Enjoy the mild conditions tomorrow morning. A strong cold front will sweep through the DC region between 2 and 4 pm bringing with it a line of strong to severe storms.

Damaging winds in excess of 58 mph are the primary threat as fall-like weather arrives in its wake.

Temperatures on Sunday morning will dip into the mid to upper 40s in the suburbs and near 50 downtown with highs near 62 under beautiful blue skies.

The fall-like weather will remain in full force through the upcoming work week with highs near 65 and lows in the 40s. Finally 🍂🍁!

Latest Rainfall Forecast & Timing of the Severe Storms

Latest North American Model Future-Cast Radar

Thunderstorms are possible overnight between 12am and 4am with a lull likely thereafter.

The worst of the weather arrives between 2PM Wednesday and 2AM Thursday when strong to severe thunderstorms are expected with torrential rain causing flash flooding. The risk of tornadoes is elevated tomorrow afternoon and evening as a warm front lifts through the area and wind shear from Ida’s remnants pass overhead.

The afternoon rush hour tomorrow is looking like a complete shit show, I wouldn’t be surprised to see school systems offer early releases.

The worst combination for DC Area drivers is to become trapped in flash flooding on clogged roadways with potential tornadoes.
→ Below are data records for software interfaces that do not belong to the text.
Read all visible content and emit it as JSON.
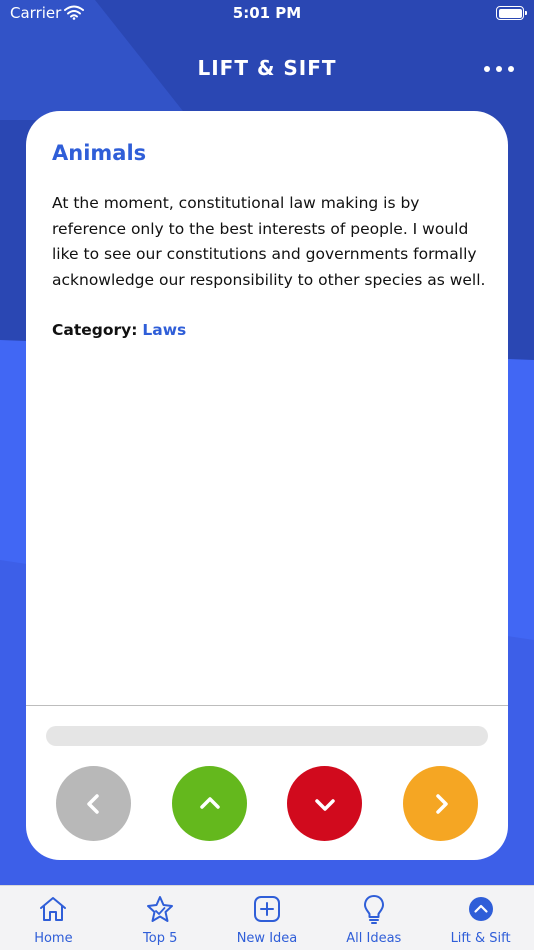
{
  "status_bar": {
    "carrier": "Carrier",
    "time": "5:01 PM"
  },
  "header": {
    "title": "LIFT & SIFT",
    "more_icon": "more-horizontal-icon"
  },
  "idea": {
    "title": "Animals",
    "body": "At the moment, constitutional law making is by reference only to the best interests of people. I would like to see our constitutions and governments formally acknowledge our responsibility to other species as well.",
    "category_label": "Category:",
    "category_value": "Laws",
    "progress_fraction": 0
  },
  "actions": [
    {
      "name": "previous",
      "icon": "chevron-left-icon",
      "color": "#b8b8b8"
    },
    {
      "name": "lift",
      "icon": "chevron-up-icon",
      "color": "#64b81d"
    },
    {
      "name": "sift",
      "icon": "chevron-down-icon",
      "color": "#d10a1d"
    },
    {
      "name": "next",
      "icon": "chevron-right-icon",
      "color": "#f5a623"
    }
  ],
  "tabs": [
    {
      "label": "Home",
      "icon": "home-icon"
    },
    {
      "label": "Top 5",
      "icon": "star-icon"
    },
    {
      "label": "New Idea",
      "icon": "plus-square-icon"
    },
    {
      "label": "All Ideas",
      "icon": "lightbulb-icon"
    },
    {
      "label": "Lift & Sift",
      "icon": "chevron-up-circle-icon",
      "selected": true
    }
  ],
  "colors": {
    "accent": "#2f5ed8",
    "background": "#2a47b3",
    "tab_bar": "#f3f3f5"
  }
}
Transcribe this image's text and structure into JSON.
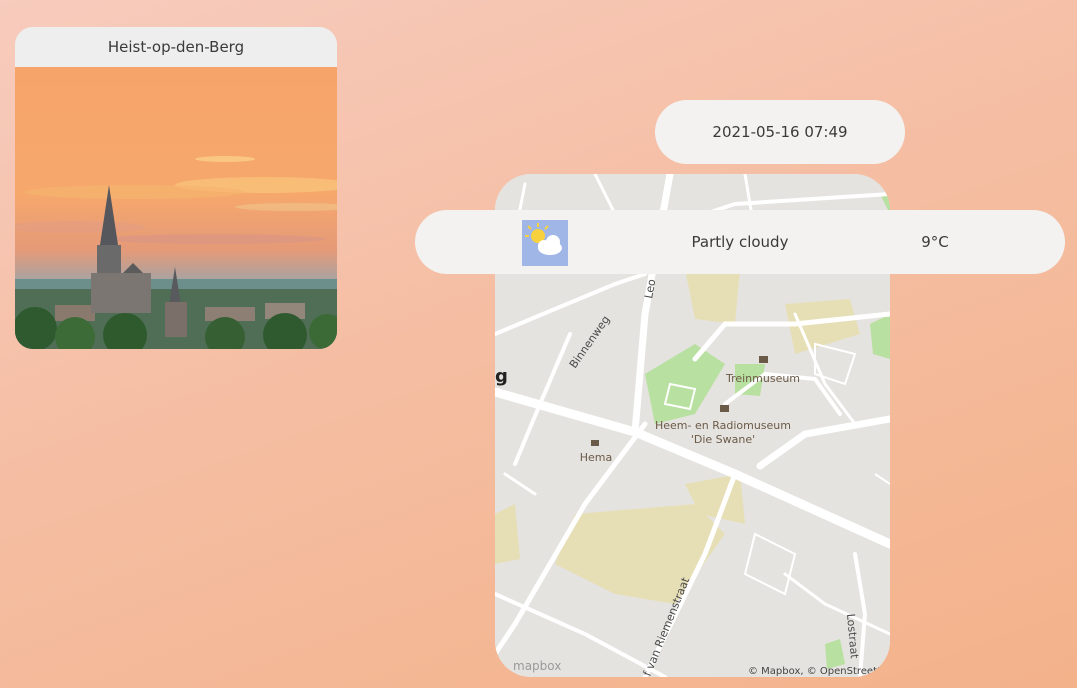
{
  "city": {
    "name": "Heist-op-den-Berg"
  },
  "datetime": "2021-05-16 07:49",
  "weather": {
    "condition": "Partly cloudy",
    "temperature": "9°C",
    "icon": "partly-cloudy-icon"
  },
  "map": {
    "streets": [
      "Binnenweg",
      "Leo",
      "Lostraat",
      "f van Riemenstraat"
    ],
    "pois": [
      "Treinmuseum",
      "Heem- en Radiomuseum",
      "'Die Swane'",
      "Hema"
    ],
    "edge_label": "g",
    "logo": "mapbox",
    "attribution": "© Mapbox, © OpenStreetM"
  }
}
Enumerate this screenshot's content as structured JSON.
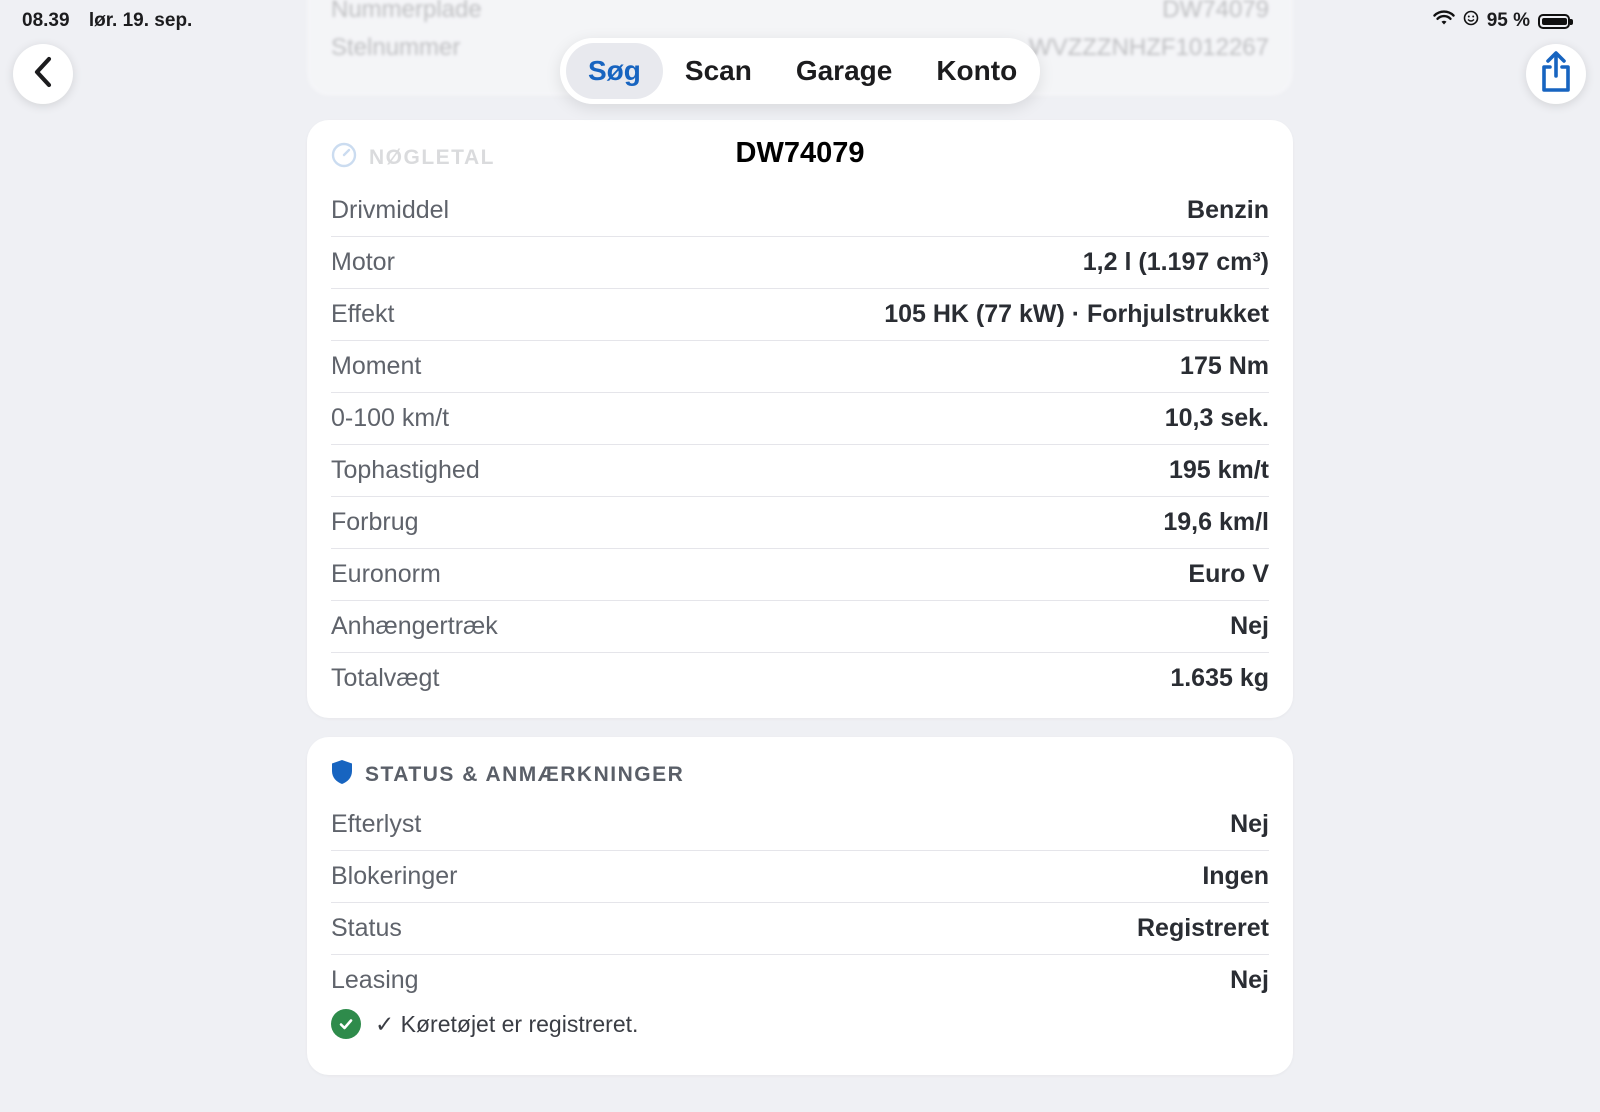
{
  "status_bar": {
    "time": "08.39",
    "date": "lør. 19. sep.",
    "battery": "95 %"
  },
  "nav_tabs": [
    {
      "label": "Søg",
      "active": true
    },
    {
      "label": "Scan",
      "active": false
    },
    {
      "label": "Garage",
      "active": false
    },
    {
      "label": "Konto",
      "active": false
    }
  ],
  "behind_card": {
    "rows": [
      {
        "label": "Nummerplade",
        "value": "DW74079"
      },
      {
        "label": "Stelnummer",
        "value": "WVZZZNHZF1012267"
      }
    ]
  },
  "key_figures": {
    "header": "NØGLETAL",
    "plate": "DW74079",
    "rows": [
      {
        "label": "Drivmiddel",
        "value": "Benzin"
      },
      {
        "label": "Motor",
        "value": "1,2 l (1.197 cm³)"
      },
      {
        "label": "Effekt",
        "value": "105 HK (77 kW) · Forhjulstrukket"
      },
      {
        "label": "Moment",
        "value": "175 Nm"
      },
      {
        "label": "0-100 km/t",
        "value": "10,3 sek."
      },
      {
        "label": "Tophastighed",
        "value": "195 km/t"
      },
      {
        "label": "Forbrug",
        "value": "19,6 km/l"
      },
      {
        "label": "Euronorm",
        "value": "Euro V"
      },
      {
        "label": "Anhængertræk",
        "value": "Nej"
      },
      {
        "label": "Totalvægt",
        "value": "1.635 kg"
      }
    ]
  },
  "status_section": {
    "header": "STATUS & ANMÆRKNINGER",
    "rows": [
      {
        "label": "Efterlyst",
        "value": "Nej"
      },
      {
        "label": "Blokeringer",
        "value": "Ingen"
      },
      {
        "label": "Status",
        "value": "Registreret"
      },
      {
        "label": "Leasing",
        "value": "Nej"
      }
    ],
    "note": "✓ Køretøjet er registreret."
  },
  "colors": {
    "accent": "#1764c0",
    "success": "#2e8b4b",
    "background": "#eff0f4"
  },
  "icons": {
    "back": "chevron-left-icon",
    "share": "share-icon",
    "key_figures": "gauge-icon",
    "status": "shield-icon",
    "registered": "check-circle-icon"
  }
}
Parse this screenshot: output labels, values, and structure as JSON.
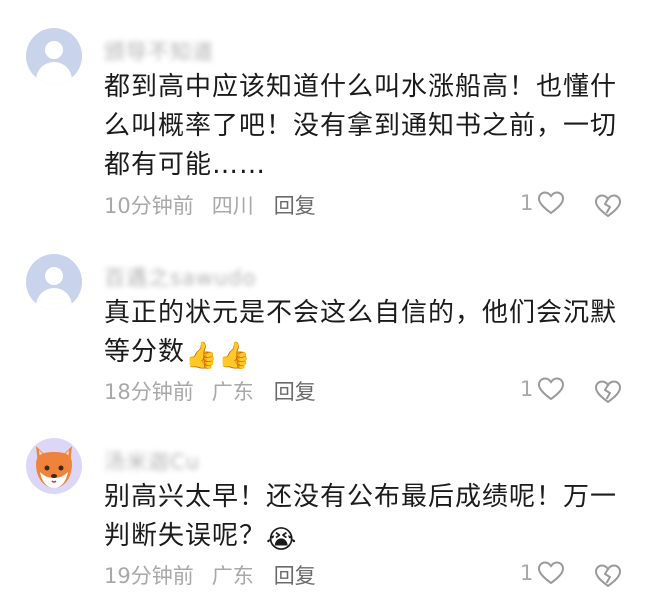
{
  "comments": [
    {
      "username": "颁导不知道",
      "text_lines": [
        "都到高中应该知道什么叫水涨船高！也懂什",
        "么叫概率了吧！没有拿到通知书之前，一切",
        "都有可能……"
      ],
      "time": "10分钟前",
      "location": "四川",
      "reply_label": "回复",
      "likes": "1",
      "avatar": "default-avatar-icon"
    },
    {
      "username": "百遇之sawudo",
      "text_lines": [
        "真正的状元是不会这么自信的，他们会沉默",
        "等分数"
      ],
      "emoji": "👍👍",
      "time": "18分钟前",
      "location": "广东",
      "reply_label": "回复",
      "likes": "1",
      "avatar": "default-avatar-icon"
    },
    {
      "username": "汤米迦Cu",
      "text_lines": [
        "别高兴太早！还没有公布最后成绩呢！万一",
        "判断失误呢？"
      ],
      "emoji": "😭",
      "time": "19分钟前",
      "location": "广东",
      "reply_label": "回复",
      "likes": "1",
      "avatar": "fox-avatar-icon"
    }
  ],
  "colors": {
    "text": "#1b1b1b",
    "meta": "#a8a8a8",
    "avatar_default_bg": "#c9d4ec",
    "fox_orange": "#f0833c"
  }
}
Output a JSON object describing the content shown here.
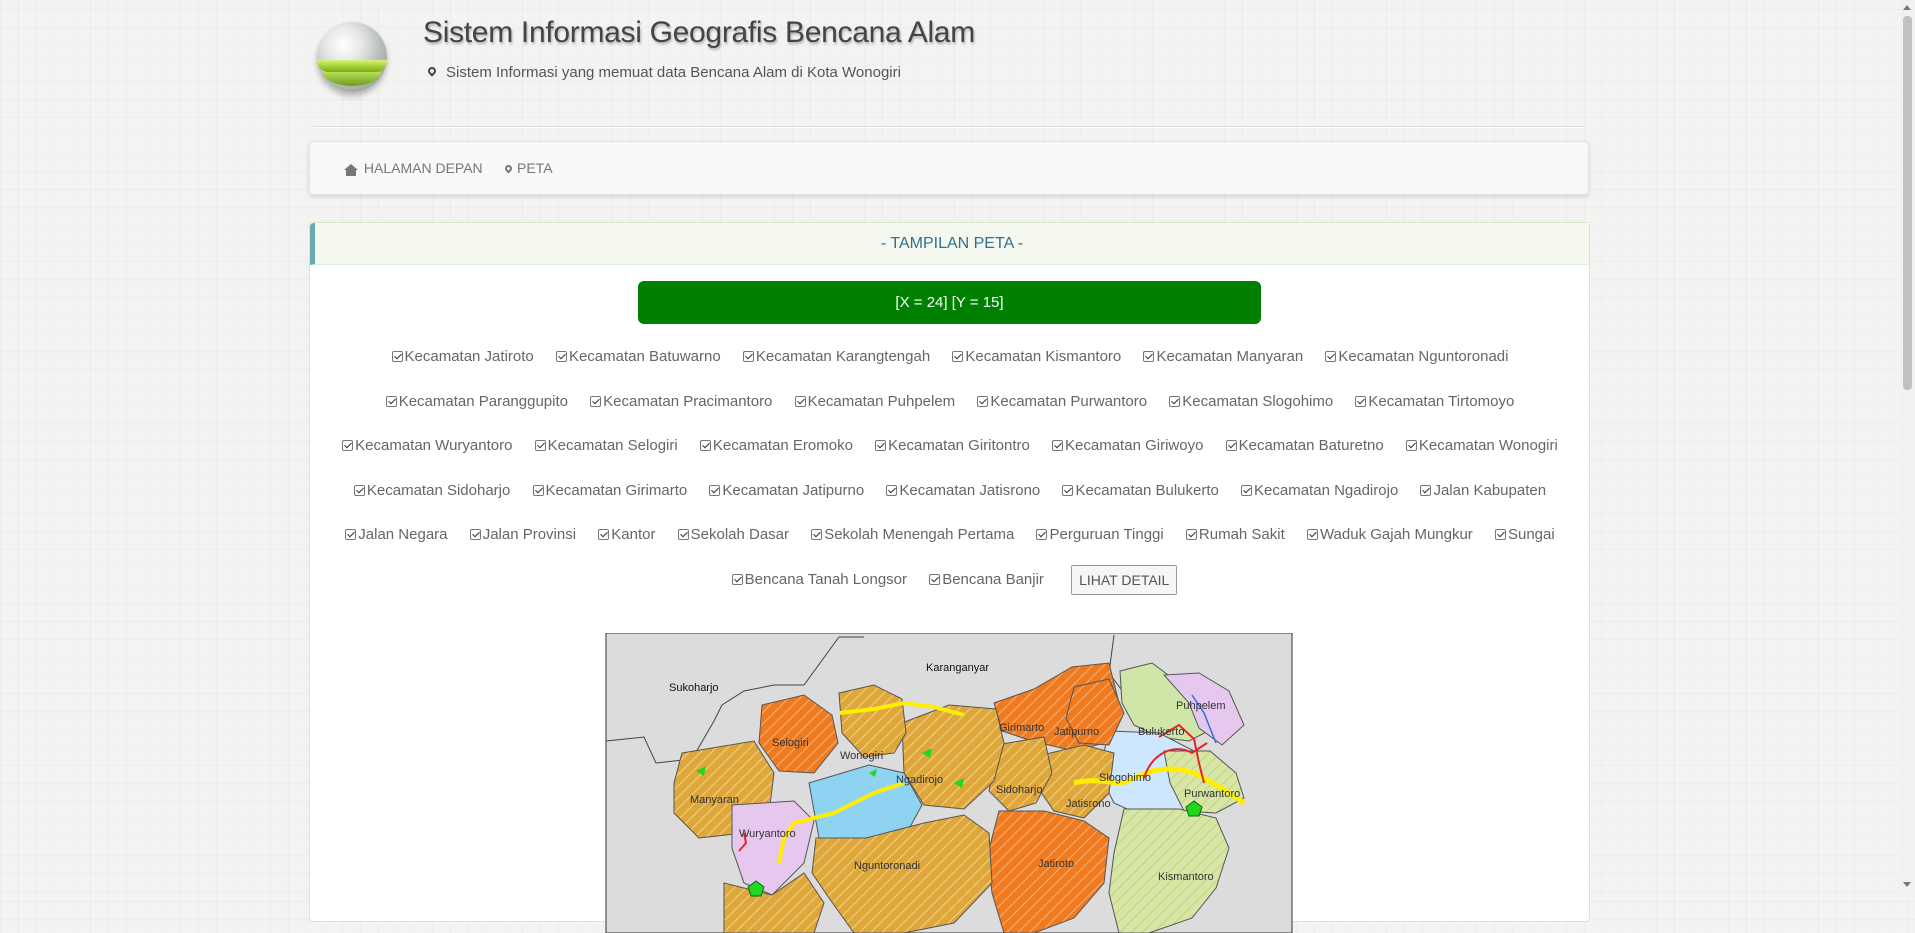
{
  "header": {
    "title": "Sistem Informasi Geografis Bencana Alam",
    "subtitle": "Sistem Informasi yang memuat data Bencana Alam di Kota Wonogiri"
  },
  "nav": {
    "home_label": "HALAMAN DEPAN",
    "map_label": "PETA"
  },
  "panel": {
    "heading": "- TAMPILAN PETA -",
    "coord": "[X = 24] [Y = 15]"
  },
  "layers": [
    "Kecamatan Jatiroto",
    "Kecamatan Batuwarno",
    "Kecamatan Karangtengah",
    "Kecamatan Kismantoro",
    "Kecamatan Manyaran",
    "Kecamatan Nguntoronadi",
    "Kecamatan Paranggupito",
    "Kecamatan Pracimantoro",
    "Kecamatan Puhpelem",
    "Kecamatan Purwantoro",
    "Kecamatan Slogohimo",
    "Kecamatan Tirtomoyo",
    "Kecamatan Wuryantoro",
    "Kecamatan Selogiri",
    "Kecamatan Eromoko",
    "Kecamatan Giritontro",
    "Kecamatan Giriwoyo",
    "Kecamatan Baturetno",
    "Kecamatan Wonogiri",
    "Kecamatan Sidoharjo",
    "Kecamatan Girimarto",
    "Kecamatan Jatipurno",
    "Kecamatan Jatisrono",
    "Kecamatan Bulukerto",
    "Kecamatan Ngadirojo",
    "Jalan Kabupaten",
    "Jalan Negara",
    "Jalan Provinsi",
    "Kantor",
    "Sekolah Dasar",
    "Sekolah Menengah Pertama",
    "Perguruan Tinggi",
    "Rumah Sakit",
    "Waduk Gajah Mungkur",
    "Sungai",
    "Bencana Tanah Longsor",
    "Bencana Banjir"
  ],
  "detail_button": "LIHAT DETAIL",
  "map_labels": {
    "sukoharjo": "Sukoharjo",
    "karanganyar": "Karanganyar",
    "selogiri": "Selogiri",
    "wonogiri": "Wonogiri",
    "girimarto": "Girimarto",
    "jatipurno": "Jatipurno",
    "bulukerto": "Bulukerto",
    "puhpelem": "Puhpelem",
    "slogohimo": "Slogohimo",
    "manyaran": "Manyaran",
    "ngadirojo": "Ngadirojo",
    "sidoharjo": "Sidoharjo",
    "jatisrono": "Jatisrono",
    "purwantoro": "Purwantoro",
    "wuryantoro": "Wuryantoro",
    "nguntoronadi": "Nguntoronadi",
    "jatiroto": "Jatiroto",
    "kismantoro": "Kismantoro"
  },
  "colors": {
    "coord_bg": "#008000",
    "panel_heading_text": "#31708f",
    "orange": "#f07a20",
    "gold": "#dfa63a",
    "road": "#ffee00",
    "river": "#e3262a",
    "reservoir": "#8fd3f2"
  }
}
That could be a reality tomorrow if the Federal Government doesn’t offer a staggered early release. Plan accordingly!

Regional Rainfall Totals

Forecast models have been very consistent with 2-4” in The DC Metro, 1-3” south and east and 3-6” + north and west of the Capital Beltway.

River flooding is likely to continue through Saturday as it will take some time for the trillions of gallons of water to make its way down all of the streams creeks and tributaries that feed into the Rappahannock, Potomac, Shenandoah, and Susquehanna Rivers.